Few things are as difficult to define as the contemporary fringe. How to fix an identity on something that is in constant flux?
Faced with the problem of visualizing the edge, I focused on dynamic fixtures of identity, such as language. I found ciphers consistent with the often coded nature of contemporary art, which demands a particular literacy of the viewer in order to be understood.
Text set in this graphic language lends itself to infinite unique configurations of textures.
Seen here applied to Peter Cameron's Someday This Pain Will Be Useful to You
“I wish the whole day were like breakfast, when people are still connected to their dreams, focused inward, and not yet ready to engage with the world around them. I realized this is how I am all day; for me, unlike other people, there doesn't come a moment after a cup of coffee or a shower or whatever when I suddenly feel alive and awake and connected to the world. If it were always breakfast, I would be fine.”
To stay true to the emphasis on process in contemporary art, I decided to treat the project as an exploration. I produced a series of studies with the intent of seeing how much can be done with a humble starting point.
I began by looking at the illusional potential of the edge, the way that it appears as a line at a distance—an assumption that is subverted by crossing the edge and discovering that the perceived line is in reality a plane attached to another plane, comprising a 3D unit.
Inspired this oscillation between flatness and dimensionality, I drew lines spanning from a two-dimensional square to represent every possible edge that might transform the shape to a dimensional object.
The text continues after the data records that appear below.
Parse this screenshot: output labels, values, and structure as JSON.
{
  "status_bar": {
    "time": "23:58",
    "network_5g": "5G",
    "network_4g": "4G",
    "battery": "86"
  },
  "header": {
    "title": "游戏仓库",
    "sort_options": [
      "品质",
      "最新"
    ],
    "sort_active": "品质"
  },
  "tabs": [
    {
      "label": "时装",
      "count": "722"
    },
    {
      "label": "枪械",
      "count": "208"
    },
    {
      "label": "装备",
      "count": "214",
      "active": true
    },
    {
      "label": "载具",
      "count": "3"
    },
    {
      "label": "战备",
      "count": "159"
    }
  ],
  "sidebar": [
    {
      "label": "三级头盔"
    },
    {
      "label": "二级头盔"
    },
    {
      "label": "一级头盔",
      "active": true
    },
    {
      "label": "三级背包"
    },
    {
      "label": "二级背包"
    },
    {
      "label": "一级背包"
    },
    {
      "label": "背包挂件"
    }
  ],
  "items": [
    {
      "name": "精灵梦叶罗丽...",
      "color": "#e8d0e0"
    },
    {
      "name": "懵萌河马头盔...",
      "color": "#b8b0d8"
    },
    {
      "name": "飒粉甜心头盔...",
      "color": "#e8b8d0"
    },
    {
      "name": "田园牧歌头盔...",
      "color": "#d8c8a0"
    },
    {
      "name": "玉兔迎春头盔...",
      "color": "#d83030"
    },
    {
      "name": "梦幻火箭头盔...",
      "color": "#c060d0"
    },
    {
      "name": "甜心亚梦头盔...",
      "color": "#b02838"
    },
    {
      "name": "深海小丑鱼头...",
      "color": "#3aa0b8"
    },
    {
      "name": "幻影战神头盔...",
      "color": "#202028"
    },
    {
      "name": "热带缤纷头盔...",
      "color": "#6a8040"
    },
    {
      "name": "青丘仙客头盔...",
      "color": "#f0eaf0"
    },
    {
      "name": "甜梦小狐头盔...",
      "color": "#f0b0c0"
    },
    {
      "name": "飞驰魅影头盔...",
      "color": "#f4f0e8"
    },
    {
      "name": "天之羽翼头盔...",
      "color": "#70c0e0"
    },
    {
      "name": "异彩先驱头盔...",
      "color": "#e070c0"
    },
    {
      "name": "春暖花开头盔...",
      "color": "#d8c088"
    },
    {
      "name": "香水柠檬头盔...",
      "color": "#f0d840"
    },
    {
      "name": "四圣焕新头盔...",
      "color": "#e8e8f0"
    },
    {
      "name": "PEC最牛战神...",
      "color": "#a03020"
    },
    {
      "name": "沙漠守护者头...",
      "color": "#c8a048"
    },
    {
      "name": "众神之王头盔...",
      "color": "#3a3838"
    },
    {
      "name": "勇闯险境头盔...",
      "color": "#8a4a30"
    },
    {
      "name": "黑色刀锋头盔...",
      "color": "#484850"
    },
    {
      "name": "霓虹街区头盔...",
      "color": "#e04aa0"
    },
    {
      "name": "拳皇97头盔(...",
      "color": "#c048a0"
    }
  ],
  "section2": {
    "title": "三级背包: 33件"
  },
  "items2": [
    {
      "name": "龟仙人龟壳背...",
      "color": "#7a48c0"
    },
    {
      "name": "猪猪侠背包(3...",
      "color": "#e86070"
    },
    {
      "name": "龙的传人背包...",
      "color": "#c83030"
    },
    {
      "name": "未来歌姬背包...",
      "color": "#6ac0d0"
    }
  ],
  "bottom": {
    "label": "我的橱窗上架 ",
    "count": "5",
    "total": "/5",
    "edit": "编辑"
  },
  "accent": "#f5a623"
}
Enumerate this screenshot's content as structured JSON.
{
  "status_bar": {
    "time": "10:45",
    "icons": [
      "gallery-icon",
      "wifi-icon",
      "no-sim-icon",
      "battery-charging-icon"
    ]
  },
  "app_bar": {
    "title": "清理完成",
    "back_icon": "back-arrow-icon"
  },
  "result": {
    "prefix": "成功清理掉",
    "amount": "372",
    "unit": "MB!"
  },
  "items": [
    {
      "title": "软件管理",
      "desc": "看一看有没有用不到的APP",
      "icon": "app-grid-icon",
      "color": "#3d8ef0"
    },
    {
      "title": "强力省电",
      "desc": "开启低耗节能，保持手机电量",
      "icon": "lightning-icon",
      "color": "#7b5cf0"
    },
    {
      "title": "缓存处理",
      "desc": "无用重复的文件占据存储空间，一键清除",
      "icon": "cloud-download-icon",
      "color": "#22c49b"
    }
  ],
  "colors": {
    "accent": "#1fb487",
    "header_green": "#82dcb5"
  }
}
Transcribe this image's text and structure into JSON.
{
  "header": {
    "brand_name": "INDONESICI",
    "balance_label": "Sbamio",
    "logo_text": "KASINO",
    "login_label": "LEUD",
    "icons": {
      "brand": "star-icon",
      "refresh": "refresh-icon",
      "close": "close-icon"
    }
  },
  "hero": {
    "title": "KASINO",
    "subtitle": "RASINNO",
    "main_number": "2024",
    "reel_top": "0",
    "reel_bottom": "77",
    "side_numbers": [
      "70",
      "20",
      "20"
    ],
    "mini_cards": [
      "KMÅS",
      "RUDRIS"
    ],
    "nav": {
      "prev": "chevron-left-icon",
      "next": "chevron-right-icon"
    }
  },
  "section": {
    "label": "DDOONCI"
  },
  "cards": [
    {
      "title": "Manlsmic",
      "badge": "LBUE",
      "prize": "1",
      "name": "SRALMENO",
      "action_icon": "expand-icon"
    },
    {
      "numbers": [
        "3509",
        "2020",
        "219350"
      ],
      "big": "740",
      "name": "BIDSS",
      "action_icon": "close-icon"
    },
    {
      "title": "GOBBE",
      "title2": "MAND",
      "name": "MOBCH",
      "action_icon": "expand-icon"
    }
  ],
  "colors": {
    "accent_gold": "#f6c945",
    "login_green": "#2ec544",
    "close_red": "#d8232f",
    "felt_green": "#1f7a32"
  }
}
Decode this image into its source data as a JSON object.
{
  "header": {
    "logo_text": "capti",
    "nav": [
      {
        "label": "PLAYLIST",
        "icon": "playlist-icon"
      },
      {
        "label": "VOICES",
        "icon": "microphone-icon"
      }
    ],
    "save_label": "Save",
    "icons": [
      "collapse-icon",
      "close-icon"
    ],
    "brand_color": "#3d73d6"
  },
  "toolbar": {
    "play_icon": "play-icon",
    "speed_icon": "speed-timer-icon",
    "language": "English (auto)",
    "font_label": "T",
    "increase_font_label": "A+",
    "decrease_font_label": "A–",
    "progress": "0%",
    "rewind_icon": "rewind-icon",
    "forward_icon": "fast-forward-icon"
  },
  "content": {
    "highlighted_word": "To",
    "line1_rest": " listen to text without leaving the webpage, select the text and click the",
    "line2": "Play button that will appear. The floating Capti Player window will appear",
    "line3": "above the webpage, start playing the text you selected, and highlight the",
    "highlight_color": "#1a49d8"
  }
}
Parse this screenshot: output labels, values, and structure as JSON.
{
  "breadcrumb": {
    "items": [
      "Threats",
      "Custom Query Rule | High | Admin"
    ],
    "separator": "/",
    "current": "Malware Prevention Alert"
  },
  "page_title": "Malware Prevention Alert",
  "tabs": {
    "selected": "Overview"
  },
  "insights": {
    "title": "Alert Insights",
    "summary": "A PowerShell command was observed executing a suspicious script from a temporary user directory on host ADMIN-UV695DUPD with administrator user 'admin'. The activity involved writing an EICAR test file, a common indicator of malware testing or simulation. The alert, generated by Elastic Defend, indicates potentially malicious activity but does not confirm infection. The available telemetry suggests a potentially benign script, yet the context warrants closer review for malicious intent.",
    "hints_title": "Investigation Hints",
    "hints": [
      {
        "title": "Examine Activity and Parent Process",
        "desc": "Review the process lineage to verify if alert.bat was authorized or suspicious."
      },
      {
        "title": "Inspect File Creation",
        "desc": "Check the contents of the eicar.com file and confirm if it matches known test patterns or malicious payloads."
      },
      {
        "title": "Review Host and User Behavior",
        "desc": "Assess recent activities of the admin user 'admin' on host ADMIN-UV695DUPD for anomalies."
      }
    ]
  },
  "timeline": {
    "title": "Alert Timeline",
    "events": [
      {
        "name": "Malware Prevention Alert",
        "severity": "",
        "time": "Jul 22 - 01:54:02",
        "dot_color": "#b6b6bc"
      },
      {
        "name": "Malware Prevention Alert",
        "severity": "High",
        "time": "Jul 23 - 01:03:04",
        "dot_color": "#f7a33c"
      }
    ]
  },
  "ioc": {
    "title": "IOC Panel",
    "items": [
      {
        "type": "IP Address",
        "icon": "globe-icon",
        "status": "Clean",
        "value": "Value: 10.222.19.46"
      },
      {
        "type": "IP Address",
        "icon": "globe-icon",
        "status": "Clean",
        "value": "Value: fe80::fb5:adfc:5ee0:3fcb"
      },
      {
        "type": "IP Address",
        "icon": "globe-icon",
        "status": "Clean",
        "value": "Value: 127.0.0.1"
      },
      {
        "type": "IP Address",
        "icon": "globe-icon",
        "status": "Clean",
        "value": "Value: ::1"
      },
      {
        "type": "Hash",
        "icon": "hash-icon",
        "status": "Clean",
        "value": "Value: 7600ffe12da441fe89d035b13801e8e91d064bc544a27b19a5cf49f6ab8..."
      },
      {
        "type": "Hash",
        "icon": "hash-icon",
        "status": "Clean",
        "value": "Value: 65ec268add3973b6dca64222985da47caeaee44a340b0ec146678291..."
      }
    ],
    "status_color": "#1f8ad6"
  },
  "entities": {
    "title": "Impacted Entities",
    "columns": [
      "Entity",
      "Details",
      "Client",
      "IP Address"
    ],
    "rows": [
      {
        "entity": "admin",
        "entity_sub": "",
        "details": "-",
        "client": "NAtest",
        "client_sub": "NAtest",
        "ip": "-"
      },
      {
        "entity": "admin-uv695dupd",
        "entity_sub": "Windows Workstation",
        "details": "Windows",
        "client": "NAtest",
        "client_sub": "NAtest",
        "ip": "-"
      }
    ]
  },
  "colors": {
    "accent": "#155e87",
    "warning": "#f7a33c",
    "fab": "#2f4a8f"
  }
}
I then set the letters CA (a basic representation of Contemporary Art) to the diagonal edge of the square.
All studies are derived from this basic structure: the simplistic letterforms and the shapes created where the lines dissect them.
Using this process of exploration, I created two variants of a coded visual language which could be applied to a variety of media.
The studies were gathered and presented in an interactive PDF that served to walk the viewer through the investigation.
Application of the language to a thank you card for MoMA's design studio